Requirement -> Extract every line below that contains the word "Гарри".

Given entries ->
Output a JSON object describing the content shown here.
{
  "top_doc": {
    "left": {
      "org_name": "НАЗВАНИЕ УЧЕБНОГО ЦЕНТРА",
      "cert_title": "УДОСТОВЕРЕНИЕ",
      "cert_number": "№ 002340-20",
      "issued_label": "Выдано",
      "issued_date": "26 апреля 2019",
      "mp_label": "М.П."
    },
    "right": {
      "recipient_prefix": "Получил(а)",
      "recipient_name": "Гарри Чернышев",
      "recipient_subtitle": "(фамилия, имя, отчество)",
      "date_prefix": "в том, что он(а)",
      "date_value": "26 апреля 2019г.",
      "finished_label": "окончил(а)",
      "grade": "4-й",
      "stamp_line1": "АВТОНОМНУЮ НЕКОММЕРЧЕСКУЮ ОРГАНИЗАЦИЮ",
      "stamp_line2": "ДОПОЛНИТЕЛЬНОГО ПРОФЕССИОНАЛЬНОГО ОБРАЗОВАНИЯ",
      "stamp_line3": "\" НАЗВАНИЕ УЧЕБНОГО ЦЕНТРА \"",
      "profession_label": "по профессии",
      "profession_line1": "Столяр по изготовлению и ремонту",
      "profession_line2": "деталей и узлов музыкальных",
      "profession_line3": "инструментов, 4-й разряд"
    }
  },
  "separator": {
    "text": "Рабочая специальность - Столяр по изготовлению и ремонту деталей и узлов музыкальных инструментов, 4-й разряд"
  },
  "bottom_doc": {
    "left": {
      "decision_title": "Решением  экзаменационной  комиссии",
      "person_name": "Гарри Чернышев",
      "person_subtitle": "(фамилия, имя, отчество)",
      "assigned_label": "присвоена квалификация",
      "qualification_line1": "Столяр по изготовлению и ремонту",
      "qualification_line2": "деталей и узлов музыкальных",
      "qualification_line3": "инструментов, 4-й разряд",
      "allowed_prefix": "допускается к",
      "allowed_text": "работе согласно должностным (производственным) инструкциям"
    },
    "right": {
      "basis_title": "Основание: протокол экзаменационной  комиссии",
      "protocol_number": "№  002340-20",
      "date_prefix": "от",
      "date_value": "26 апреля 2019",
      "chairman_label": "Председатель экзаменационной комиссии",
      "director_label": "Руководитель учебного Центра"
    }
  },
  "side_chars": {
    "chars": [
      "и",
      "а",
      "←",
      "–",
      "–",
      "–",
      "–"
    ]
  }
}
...
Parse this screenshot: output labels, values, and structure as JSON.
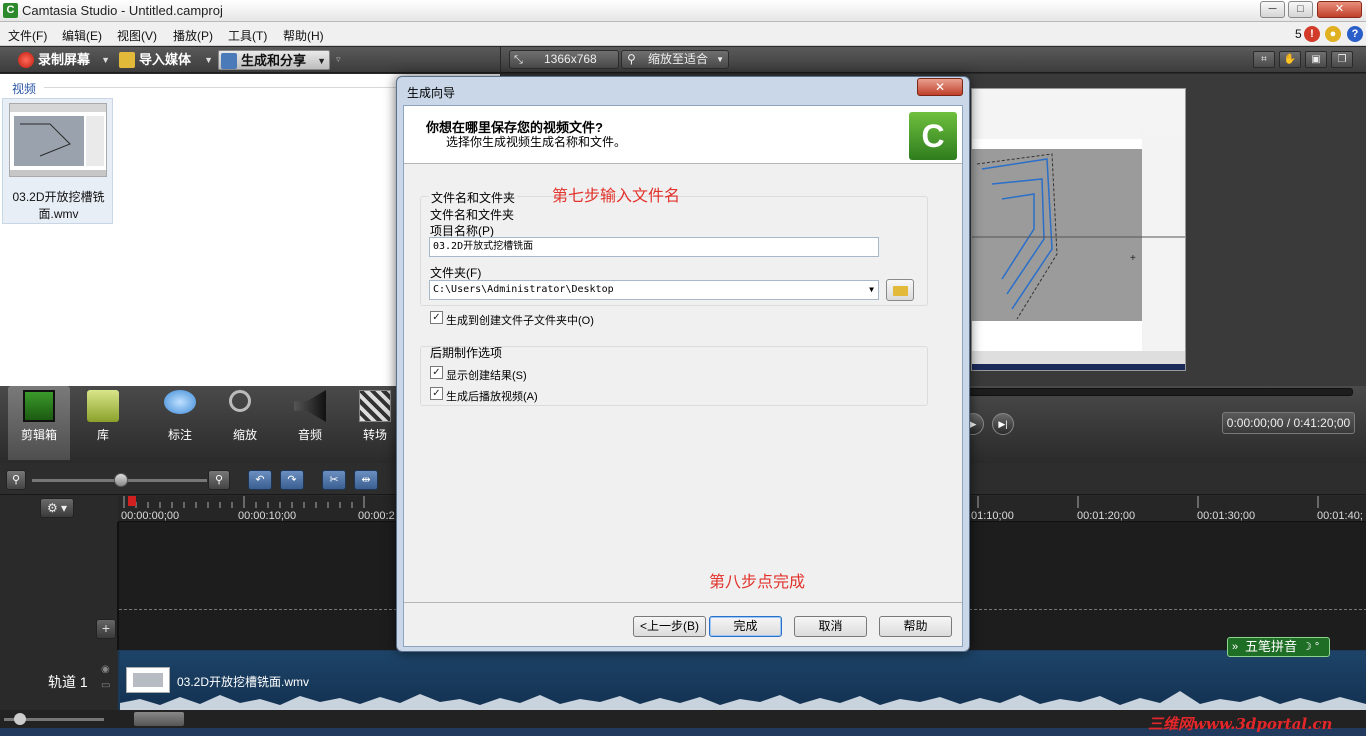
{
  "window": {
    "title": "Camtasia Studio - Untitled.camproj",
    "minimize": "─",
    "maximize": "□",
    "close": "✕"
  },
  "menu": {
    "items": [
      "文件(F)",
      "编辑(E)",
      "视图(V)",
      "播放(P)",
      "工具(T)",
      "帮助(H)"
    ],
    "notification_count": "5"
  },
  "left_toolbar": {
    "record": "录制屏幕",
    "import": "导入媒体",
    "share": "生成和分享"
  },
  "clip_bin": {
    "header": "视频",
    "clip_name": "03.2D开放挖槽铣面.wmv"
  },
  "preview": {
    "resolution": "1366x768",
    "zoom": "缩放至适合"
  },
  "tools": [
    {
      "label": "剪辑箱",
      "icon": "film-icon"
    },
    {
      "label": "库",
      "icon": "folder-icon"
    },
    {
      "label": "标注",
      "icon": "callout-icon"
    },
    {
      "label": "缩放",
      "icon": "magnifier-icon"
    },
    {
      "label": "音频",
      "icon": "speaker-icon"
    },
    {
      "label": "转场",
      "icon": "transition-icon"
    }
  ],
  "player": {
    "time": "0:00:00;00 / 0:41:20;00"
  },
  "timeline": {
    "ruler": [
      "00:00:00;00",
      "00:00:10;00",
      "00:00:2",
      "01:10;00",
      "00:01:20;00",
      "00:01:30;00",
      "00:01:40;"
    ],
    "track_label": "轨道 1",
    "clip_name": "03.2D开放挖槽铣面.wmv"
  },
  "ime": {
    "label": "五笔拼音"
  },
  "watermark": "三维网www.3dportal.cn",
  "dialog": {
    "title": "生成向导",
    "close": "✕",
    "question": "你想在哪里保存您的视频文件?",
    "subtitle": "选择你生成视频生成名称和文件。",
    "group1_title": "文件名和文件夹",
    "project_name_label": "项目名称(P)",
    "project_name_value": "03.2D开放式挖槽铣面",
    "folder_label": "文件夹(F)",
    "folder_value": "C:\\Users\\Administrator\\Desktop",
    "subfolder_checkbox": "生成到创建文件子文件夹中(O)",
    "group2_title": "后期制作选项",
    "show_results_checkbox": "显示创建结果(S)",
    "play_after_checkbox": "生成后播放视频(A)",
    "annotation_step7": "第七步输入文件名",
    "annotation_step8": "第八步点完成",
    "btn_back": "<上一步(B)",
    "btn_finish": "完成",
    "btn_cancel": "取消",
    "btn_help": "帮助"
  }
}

Answer area ->
      "recipient_name": "Гарри Чернышев",
      "person_name": "Гарри Чернышев",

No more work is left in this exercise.